“Daddyma, do you know of any ghosts?” asked Nina
Nina’s grandma propped herself on her cottony white pillow and turned around to look at Nina.
“Have met a couple of them in my days,” she said rolling her eyes.
Nina sat up excitedly, her eyes wide. She cuddled up next to her daddyma.
“Tell me! Tell me!” Nina pressed.
Daddyma cleared her throat.
“When your father was around 10, that’s your age, every summer we used to drive down from Bombay to Madras…”
“Was grandpa also there then?” Nina interrupted.
“Yes dear. Your grandpa passed away when your Papa was in college. This happened a number of years before that. Now where was I?”
“You used to drive down from Bombay to Madras. Every summer.”
“Yes. Yes. Your papa, Grandpa, the driver, the nanny and I . It was a long drive, nearly three to four days and we had to stop at this motel for the night.”
“That’s where you met the ghost?”
“It haunted your room?”
“Not exactly. Grandpa and I didn’t sleep in our room. I spotted a cockroach under the bed and you know how terrified I’m of those creatures.”
Daddyma shuddered and then continued, “I insisted that we sleep in the hallway. So we pulled out all the bedding and camped outside our room.”
“All of you fit there? Must have been a big place”
“No, no, no. Only grandpa and I slept there. Your papa and the nanny were in a different room and the driver slept in the car. I couldn’t get any sleep wondering if there were cockroaches crawling around in the hallway. That’s when I heard it.”
“What? The ghost?” asked Nina, her grip on her grandma’s hand tightened.
“Hmm. But I didn’t know it was a ghost. I heard footsteps coming up the wooden stairs and thought it was some other guest at the motel. Then my toes felt wet. I opened my eyes and I saw a man standing over me, clad in a swimsuit, his wet towel hanging from his arm and the water was dripping on my feet. I jumped up to my feet wondering what it was he wanted with us.”
“ ‘I think you’re occupying my room,’ he said in a heavy British accent.”
“ ‘I think you’re mistaken. This room was vacant when we moved in. Perhaps, it’s another room you are looking for.’ I offered.”
“ ‘Is this room number 301?,’ he said gruffly”
“ ‘Yes,’ I said.”
“ ‘Then it’s my room,’ he growled.”
“ ‘I think there has been some mix- up mister…?’”

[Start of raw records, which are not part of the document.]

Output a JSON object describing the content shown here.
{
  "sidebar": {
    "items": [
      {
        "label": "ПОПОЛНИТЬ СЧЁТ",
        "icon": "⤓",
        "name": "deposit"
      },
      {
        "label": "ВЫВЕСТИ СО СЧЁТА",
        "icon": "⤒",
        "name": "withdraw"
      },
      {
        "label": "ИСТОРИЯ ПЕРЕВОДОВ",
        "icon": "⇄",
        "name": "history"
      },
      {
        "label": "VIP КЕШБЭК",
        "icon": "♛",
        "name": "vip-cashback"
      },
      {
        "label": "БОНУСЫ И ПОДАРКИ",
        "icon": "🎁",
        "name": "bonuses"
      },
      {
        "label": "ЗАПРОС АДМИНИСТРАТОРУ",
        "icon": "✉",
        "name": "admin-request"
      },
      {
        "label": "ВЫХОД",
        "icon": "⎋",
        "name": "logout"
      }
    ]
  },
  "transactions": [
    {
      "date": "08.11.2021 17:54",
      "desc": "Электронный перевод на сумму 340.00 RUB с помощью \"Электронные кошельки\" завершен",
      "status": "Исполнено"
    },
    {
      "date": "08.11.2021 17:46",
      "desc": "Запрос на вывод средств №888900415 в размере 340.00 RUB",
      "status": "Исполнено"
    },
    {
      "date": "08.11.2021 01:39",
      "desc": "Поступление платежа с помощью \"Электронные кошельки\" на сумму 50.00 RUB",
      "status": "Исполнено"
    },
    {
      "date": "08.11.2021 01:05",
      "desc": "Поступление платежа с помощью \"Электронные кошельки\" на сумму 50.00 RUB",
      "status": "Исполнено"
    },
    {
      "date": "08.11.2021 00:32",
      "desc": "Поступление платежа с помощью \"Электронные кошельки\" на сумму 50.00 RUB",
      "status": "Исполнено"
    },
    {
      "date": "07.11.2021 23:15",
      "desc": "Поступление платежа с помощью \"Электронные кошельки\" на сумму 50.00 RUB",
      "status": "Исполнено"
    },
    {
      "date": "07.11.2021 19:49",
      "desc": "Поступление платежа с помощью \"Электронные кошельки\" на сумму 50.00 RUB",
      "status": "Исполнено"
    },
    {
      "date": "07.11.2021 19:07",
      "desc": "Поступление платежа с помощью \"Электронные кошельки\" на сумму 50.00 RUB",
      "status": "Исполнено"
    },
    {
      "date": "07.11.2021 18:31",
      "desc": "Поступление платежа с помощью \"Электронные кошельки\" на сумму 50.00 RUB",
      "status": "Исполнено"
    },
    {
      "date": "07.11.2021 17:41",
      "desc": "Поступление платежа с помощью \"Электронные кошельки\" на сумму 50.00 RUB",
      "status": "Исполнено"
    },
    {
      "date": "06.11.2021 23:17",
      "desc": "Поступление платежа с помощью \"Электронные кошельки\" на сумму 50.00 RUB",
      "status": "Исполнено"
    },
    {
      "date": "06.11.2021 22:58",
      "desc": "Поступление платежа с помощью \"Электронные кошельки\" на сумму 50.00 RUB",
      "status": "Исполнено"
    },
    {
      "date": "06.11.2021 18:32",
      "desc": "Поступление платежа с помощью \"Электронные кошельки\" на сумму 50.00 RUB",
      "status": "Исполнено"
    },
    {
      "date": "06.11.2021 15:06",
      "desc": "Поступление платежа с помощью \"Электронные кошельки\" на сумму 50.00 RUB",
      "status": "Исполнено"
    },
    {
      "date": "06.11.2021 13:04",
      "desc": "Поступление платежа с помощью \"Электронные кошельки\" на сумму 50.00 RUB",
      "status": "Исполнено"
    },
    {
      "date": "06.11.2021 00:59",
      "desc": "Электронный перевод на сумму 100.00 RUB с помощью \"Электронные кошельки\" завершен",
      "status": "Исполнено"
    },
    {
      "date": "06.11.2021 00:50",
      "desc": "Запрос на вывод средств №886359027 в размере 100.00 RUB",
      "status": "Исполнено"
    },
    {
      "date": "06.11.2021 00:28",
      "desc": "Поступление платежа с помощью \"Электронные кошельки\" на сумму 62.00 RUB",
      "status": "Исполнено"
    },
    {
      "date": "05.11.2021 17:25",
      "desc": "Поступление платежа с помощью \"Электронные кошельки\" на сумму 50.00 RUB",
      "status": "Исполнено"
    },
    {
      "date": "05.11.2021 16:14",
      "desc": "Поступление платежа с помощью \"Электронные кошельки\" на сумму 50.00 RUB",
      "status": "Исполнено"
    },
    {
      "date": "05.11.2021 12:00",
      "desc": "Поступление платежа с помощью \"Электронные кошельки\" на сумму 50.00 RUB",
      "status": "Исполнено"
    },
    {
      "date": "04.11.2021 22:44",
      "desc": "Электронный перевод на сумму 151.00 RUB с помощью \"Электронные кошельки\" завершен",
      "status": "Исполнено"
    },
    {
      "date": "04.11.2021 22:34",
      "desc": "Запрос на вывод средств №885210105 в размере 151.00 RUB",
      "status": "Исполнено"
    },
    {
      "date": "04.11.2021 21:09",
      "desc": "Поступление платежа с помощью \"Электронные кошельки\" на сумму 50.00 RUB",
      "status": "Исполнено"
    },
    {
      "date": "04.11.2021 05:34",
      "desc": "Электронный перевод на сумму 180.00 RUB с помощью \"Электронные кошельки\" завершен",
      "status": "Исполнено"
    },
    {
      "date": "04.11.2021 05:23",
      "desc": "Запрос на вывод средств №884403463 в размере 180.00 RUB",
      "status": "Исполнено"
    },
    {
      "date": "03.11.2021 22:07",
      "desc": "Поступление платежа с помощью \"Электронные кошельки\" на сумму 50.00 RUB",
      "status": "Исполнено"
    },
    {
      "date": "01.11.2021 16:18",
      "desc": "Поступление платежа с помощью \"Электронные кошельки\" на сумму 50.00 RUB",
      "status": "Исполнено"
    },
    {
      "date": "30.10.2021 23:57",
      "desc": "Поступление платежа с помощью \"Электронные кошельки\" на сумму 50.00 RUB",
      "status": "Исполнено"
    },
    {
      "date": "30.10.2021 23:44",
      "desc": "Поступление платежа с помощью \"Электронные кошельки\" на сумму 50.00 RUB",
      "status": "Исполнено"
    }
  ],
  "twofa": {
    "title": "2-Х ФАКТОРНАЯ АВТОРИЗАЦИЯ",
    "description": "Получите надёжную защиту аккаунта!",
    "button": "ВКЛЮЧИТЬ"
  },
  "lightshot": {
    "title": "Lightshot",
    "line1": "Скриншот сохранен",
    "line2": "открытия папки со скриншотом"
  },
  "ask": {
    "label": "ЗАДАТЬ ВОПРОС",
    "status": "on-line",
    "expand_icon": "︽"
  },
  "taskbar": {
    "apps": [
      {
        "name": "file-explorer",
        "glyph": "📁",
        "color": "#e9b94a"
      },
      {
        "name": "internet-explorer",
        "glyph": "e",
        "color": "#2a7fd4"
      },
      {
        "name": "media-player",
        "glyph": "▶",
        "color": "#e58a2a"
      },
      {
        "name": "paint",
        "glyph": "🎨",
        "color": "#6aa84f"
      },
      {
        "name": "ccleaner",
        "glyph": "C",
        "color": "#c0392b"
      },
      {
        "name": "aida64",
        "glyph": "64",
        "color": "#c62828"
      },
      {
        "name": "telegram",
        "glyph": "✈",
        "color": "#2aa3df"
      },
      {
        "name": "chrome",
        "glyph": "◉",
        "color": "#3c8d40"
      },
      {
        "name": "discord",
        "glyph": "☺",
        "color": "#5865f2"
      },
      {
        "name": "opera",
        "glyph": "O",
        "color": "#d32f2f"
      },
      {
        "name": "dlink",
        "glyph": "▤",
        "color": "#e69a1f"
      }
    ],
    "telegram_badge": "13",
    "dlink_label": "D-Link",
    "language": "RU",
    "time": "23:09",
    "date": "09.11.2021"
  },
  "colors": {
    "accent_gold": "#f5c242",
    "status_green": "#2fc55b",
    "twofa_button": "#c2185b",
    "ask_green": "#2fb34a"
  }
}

“ ‘Harris. George Harris.’”
“ ‘Mrs. Menon,’ I said and stuck out my hand.”
“Mr. Harris shirked away and said menacingly, ‘ I don’t shake hands with dirty Indians’.”
“My blood boiled and if he weren’t taller than I and not half as well built I would have punched him in the face.”
“Daddyma!” said Nina disbelievingly. She couldn’t imagine her frail little grandma smacking an Englishman.
“ Anyway, he kept insisting that it was his room and I insisted that it was not and told him to take it up with the manager- if he was awake. I then heard him muttering and thumping his way down the steps. That was the last I saw of him.”
“How did you know he was a ghost?” asked Nina.
“ The next morning we asked the manager about it and he said there was no one by that name staying at the motel. Grandpa said I must have dreamt about it but I was pretty sure I didn’t. I asked the staff to look up their guest books and later that day they found his name in a very old guest book. He stayed there during the Indian freedom struggle and was shot by an Indian in room number 301.”